> [TASK]: Every entry below should be reproduced exactly; no picture is to be included.
BEGIN SOURCE DATA
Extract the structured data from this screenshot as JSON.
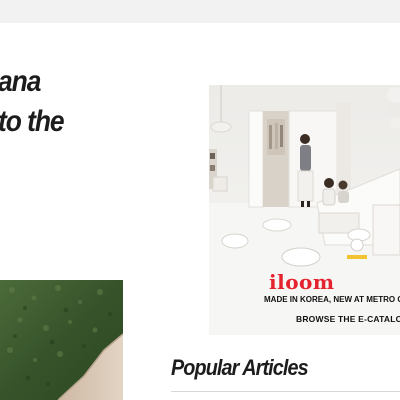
{
  "article": {
    "headline_line1": "ana",
    "headline_line2": "to the"
  },
  "ad": {
    "brand": "iloom",
    "tagline": "MADE IN KOREA, NEW AT METRO C",
    "cta": "BROWSE THE E-CATALO"
  },
  "sidebar": {
    "popular_title": "Popular Articles"
  },
  "colors": {
    "topbar": "#f2f2f2",
    "headline": "#1c1c1c",
    "brand_red": "#e4232f"
  }
}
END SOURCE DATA
> [THE ANSWER]:
Extract the structured data from this screenshot as JSON.
{
  "article": {
    "headline_line1": "ana",
    "headline_line2": "to the"
  },
  "ad": {
    "brand": "iloom",
    "tagline": "MADE IN KOREA, NEW AT METRO C",
    "cta": "BROWSE THE E-CATALO"
  },
  "sidebar": {
    "popular_title": "Popular Articles"
  },
  "colors": {
    "topbar": "#f2f2f2",
    "headline": "#1c1c1c",
    "brand_red": "#e4232f"
  }
}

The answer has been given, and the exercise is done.